**Task**
Within the records, find every line that includes the word "your" and copy it.

Entries from a dataset of interfaces:
------------------------
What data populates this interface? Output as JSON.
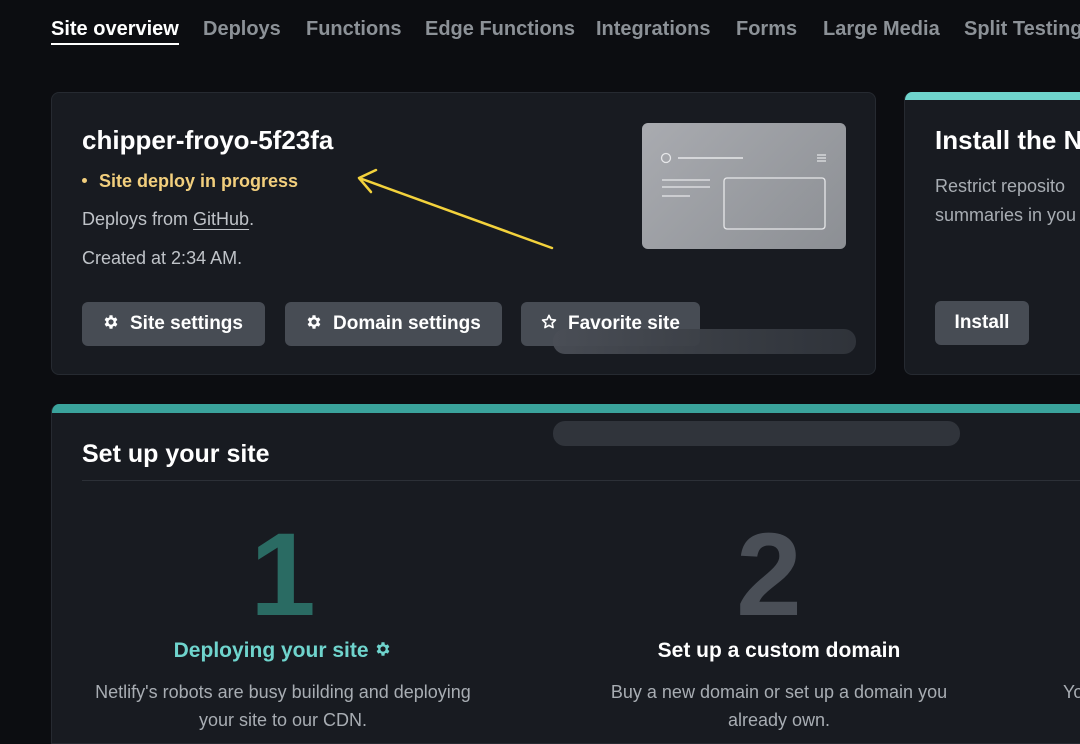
{
  "nav": {
    "items": [
      {
        "label": "Site overview",
        "active": true
      },
      {
        "label": "Deploys"
      },
      {
        "label": "Functions"
      },
      {
        "label": "Edge Functions"
      },
      {
        "label": "Integrations"
      },
      {
        "label": "Forms"
      },
      {
        "label": "Large Media"
      },
      {
        "label": "Split Testing"
      }
    ]
  },
  "site": {
    "name": "chipper-froyo-5f23fa",
    "status": "Site deploy in progress",
    "deploys_from_prefix": "Deploys from",
    "deploys_from_link": "GitHub",
    "deploys_from_suffix": ".",
    "created": "Created at 2:34 AM.",
    "buttons": {
      "site_settings": "Site settings",
      "domain_settings": "Domain settings",
      "favorite": "Favorite site"
    }
  },
  "install": {
    "title": "Install the Ne",
    "desc_line1": "Restrict reposito",
    "desc_line2": "summaries in you",
    "button": "Install"
  },
  "setup": {
    "title": "Set up your site",
    "steps": [
      {
        "number": "1",
        "title": "Deploying your site",
        "desc_line1": "Netlify's robots are busy building and deploying",
        "desc_line2": "your site to our CDN."
      },
      {
        "number": "2",
        "title": "Set up a custom domain",
        "desc_line1": "Buy a new domain or set up a domain you",
        "desc_line2": "already own."
      },
      {
        "desc_line1": "Yo"
      }
    ]
  },
  "colors": {
    "background": "#0c0d11",
    "card": "#181b21",
    "accent_teal": "#6fd4cd",
    "status_yellow": "#f2cf7d",
    "arrow_yellow": "#f3d23c",
    "button": "#474c54"
  },
  "icons": {
    "settings": "gear-icon",
    "favorite": "star-outline-icon",
    "status": "dot-icon",
    "deploying": "gear-icon"
  }
}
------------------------
**Answer box**
    "title": "Set up your site",
        "title": "Deploying your site",
        "desc_line2": "your site to our CDN."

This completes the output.